• Work task: Without including any pictures, write out all the records word for word.

• Dataset rows for apps and sites:

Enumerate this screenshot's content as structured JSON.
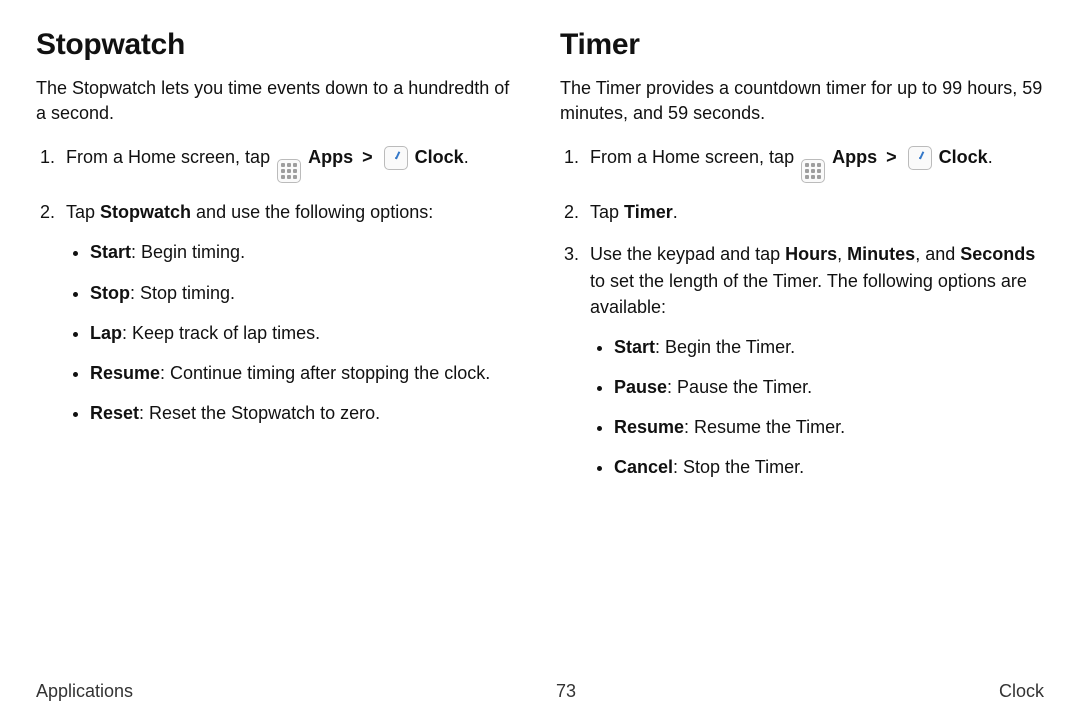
{
  "footer": {
    "left": "Applications",
    "page_no": "73",
    "right": "Clock"
  },
  "nav": {
    "apps_label": "Apps",
    "chevron": ">",
    "clock_label": "Clock"
  },
  "left": {
    "heading": "Stopwatch",
    "intro": "The Stopwatch lets you time events down to a hundredth of a second.",
    "step1_prefix": "From a Home screen, tap ",
    "step2_prefix": "Tap ",
    "step2_bold": "Stopwatch",
    "step2_suffix": " and use the following options:",
    "bullets": [
      {
        "term": "Start",
        "desc": ": Begin timing."
      },
      {
        "term": "Stop",
        "desc": ": Stop timing."
      },
      {
        "term": "Lap",
        "desc": ": Keep track of lap times."
      },
      {
        "term": "Resume",
        "desc": ": Continue timing after stopping the clock."
      },
      {
        "term": "Reset",
        "desc": ": Reset the Stopwatch to zero."
      }
    ]
  },
  "right": {
    "heading": "Timer",
    "intro": "The Timer provides a countdown timer for up to 99 hours, 59 minutes, and 59 seconds.",
    "step1_prefix": "From a Home screen, tap ",
    "step2_prefix": "Tap ",
    "step2_bold": "Timer",
    "step2_suffix": ".",
    "step3_p1": "Use the keypad and tap ",
    "step3_b1": "Hours",
    "step3_p2": ", ",
    "step3_b2": "Minutes",
    "step3_p3": ", and ",
    "step3_b3": "Seconds",
    "step3_p4": " to set the length of the Timer. The following options are available:",
    "bullets": [
      {
        "term": "Start",
        "desc": ": Begin the Timer."
      },
      {
        "term": "Pause",
        "desc": ": Pause the Timer."
      },
      {
        "term": "Resume",
        "desc": ": Resume the Timer."
      },
      {
        "term": "Cancel",
        "desc": ": Stop the Timer."
      }
    ]
  }
}
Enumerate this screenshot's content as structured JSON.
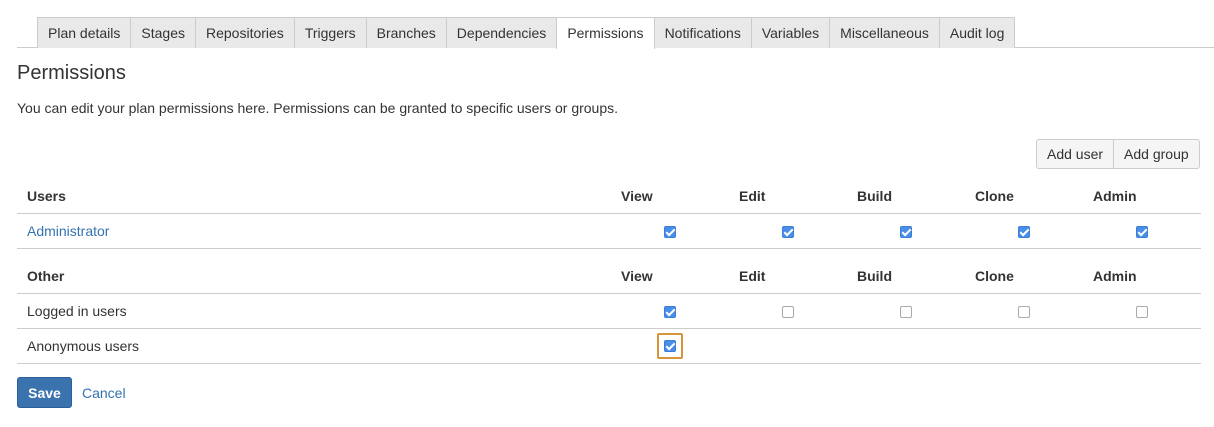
{
  "tabs": [
    {
      "label": "Plan details",
      "active": false
    },
    {
      "label": "Stages",
      "active": false
    },
    {
      "label": "Repositories",
      "active": false
    },
    {
      "label": "Triggers",
      "active": false
    },
    {
      "label": "Branches",
      "active": false
    },
    {
      "label": "Dependencies",
      "active": false
    },
    {
      "label": "Permissions",
      "active": true
    },
    {
      "label": "Notifications",
      "active": false
    },
    {
      "label": "Variables",
      "active": false
    },
    {
      "label": "Miscellaneous",
      "active": false
    },
    {
      "label": "Audit log",
      "active": false
    }
  ],
  "page": {
    "title": "Permissions",
    "description": "You can edit your plan permissions here. Permissions can be granted to specific users or groups."
  },
  "actions": {
    "add_user": "Add user",
    "add_group": "Add group"
  },
  "permission_columns": [
    "View",
    "Edit",
    "Build",
    "Clone",
    "Admin"
  ],
  "users_section": {
    "header": "Users",
    "rows": [
      {
        "name": "Administrator",
        "link": true,
        "perms": [
          true,
          true,
          true,
          true,
          true
        ]
      }
    ]
  },
  "other_section": {
    "header": "Other",
    "rows": [
      {
        "name": "Logged in users",
        "link": false,
        "perms": [
          true,
          false,
          false,
          false,
          false
        ]
      },
      {
        "name": "Anonymous users",
        "link": false,
        "perms": [
          true
        ]
      }
    ]
  },
  "form": {
    "save_label": "Save",
    "cancel_label": "Cancel"
  },
  "colors": {
    "accent": "#3b73af",
    "link": "#3572b0",
    "checkbox_checked": "#4a8ee8",
    "focus_highlight": "#d9943a"
  }
}
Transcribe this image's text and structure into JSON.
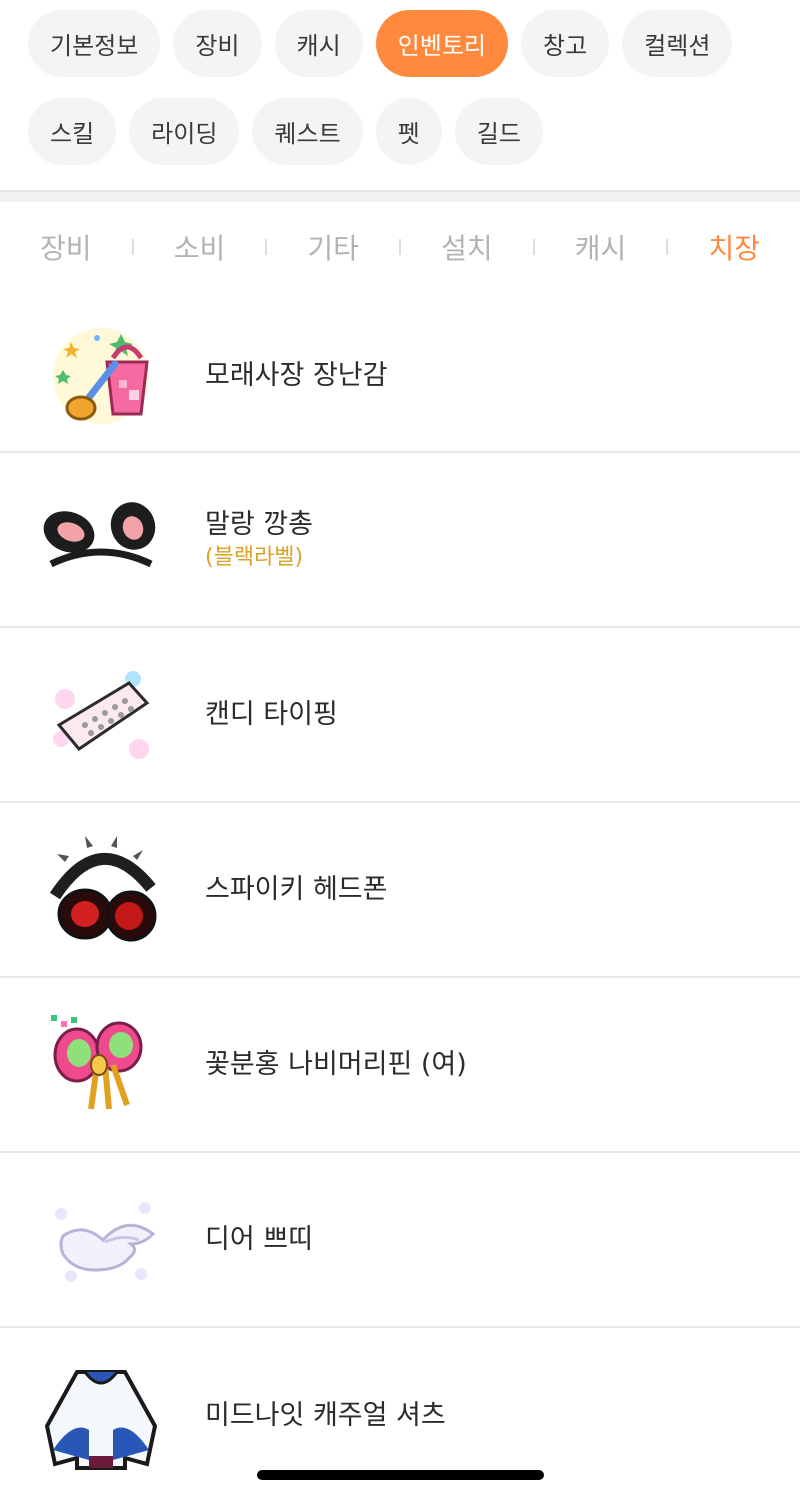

• Output of the exercise:
Enumerate this screenshot's content as structured JSON.
{
  "footer": {
    "left": "Applications",
    "page_no": "73",
    "right": "Clock"
  },
  "nav": {
    "apps_label": "Apps",
    "chevron": ">",
    "clock_label": "Clock"
  },
  "left": {
    "heading": "Stopwatch",
    "intro": "The Stopwatch lets you time events down to a hundredth of a second.",
    "step1_prefix": "From a Home screen, tap ",
    "step2_prefix": "Tap ",
    "step2_bold": "Stopwatch",
    "step2_suffix": " and use the following options:",
    "bullets": [
      {
        "term": "Start",
        "desc": ": Begin timing."
      },
      {
        "term": "Stop",
        "desc": ": Stop timing."
      },
      {
        "term": "Lap",
        "desc": ": Keep track of lap times."
      },
      {
        "term": "Resume",
        "desc": ": Continue timing after stopping the clock."
      },
      {
        "term": "Reset",
        "desc": ": Reset the Stopwatch to zero."
      }
    ]
  },
  "right": {
    "heading": "Timer",
    "intro": "The Timer provides a countdown timer for up to 99 hours, 59 minutes, and 59 seconds.",
    "step1_prefix": "From a Home screen, tap ",
    "step2_prefix": "Tap ",
    "step2_bold": "Timer",
    "step2_suffix": ".",
    "step3_p1": "Use the keypad and tap ",
    "step3_b1": "Hours",
    "step3_p2": ", ",
    "step3_b2": "Minutes",
    "step3_p3": ", and ",
    "step3_b3": "Seconds",
    "step3_p4": " to set the length of the Timer. The following options are available:",
    "bullets": [
      {
        "term": "Start",
        "desc": ": Begin the Timer."
      },
      {
        "term": "Pause",
        "desc": ": Pause the Timer."
      },
      {
        "term": "Resume",
        "desc": ": Resume the Timer."
      },
      {
        "term": "Cancel",
        "desc": ": Stop the Timer."
      }
    ]
  }
}
Enumerate this screenshot's content as structured JSON.
{
  "tabs": [
    {
      "label": "Plan details",
      "active": false
    },
    {
      "label": "Stages",
      "active": false
    },
    {
      "label": "Repositories",
      "active": false
    },
    {
      "label": "Triggers",
      "active": false
    },
    {
      "label": "Branches",
      "active": false
    },
    {
      "label": "Dependencies",
      "active": false
    },
    {
      "label": "Permissions",
      "active": true
    },
    {
      "label": "Notifications",
      "active": false
    },
    {
      "label": "Variables",
      "active": false
    },
    {
      "label": "Miscellaneous",
      "active": false
    },
    {
      "label": "Audit log",
      "active": false
    }
  ],
  "page": {
    "title": "Permissions",
    "description": "You can edit your plan permissions here. Permissions can be granted to specific users or groups."
  },
  "actions": {
    "add_user": "Add user",
    "add_group": "Add group"
  },
  "permission_columns": [
    "View",
    "Edit",
    "Build",
    "Clone",
    "Admin"
  ],
  "users_section": {
    "header": "Users",
    "rows": [
      {
        "name": "Administrator",
        "link": true,
        "perms": [
          true,
          true,
          true,
          true,
          true
        ]
      }
    ]
  },
  "other_section": {
    "header": "Other",
    "rows": [
      {
        "name": "Logged in users",
        "link": false,
        "perms": [
          true,
          false,
          false,
          false,
          false
        ]
      },
      {
        "name": "Anonymous users",
        "link": false,
        "perms": [
          true
        ]
      }
    ]
  },
  "form": {
    "save_label": "Save",
    "cancel_label": "Cancel"
  },
  "colors": {
    "accent": "#3b73af",
    "link": "#3572b0",
    "checkbox_checked": "#4a8ee8",
    "focus_highlight": "#d9943a"
  }
}
Transcribe this image's text and structure into JSON.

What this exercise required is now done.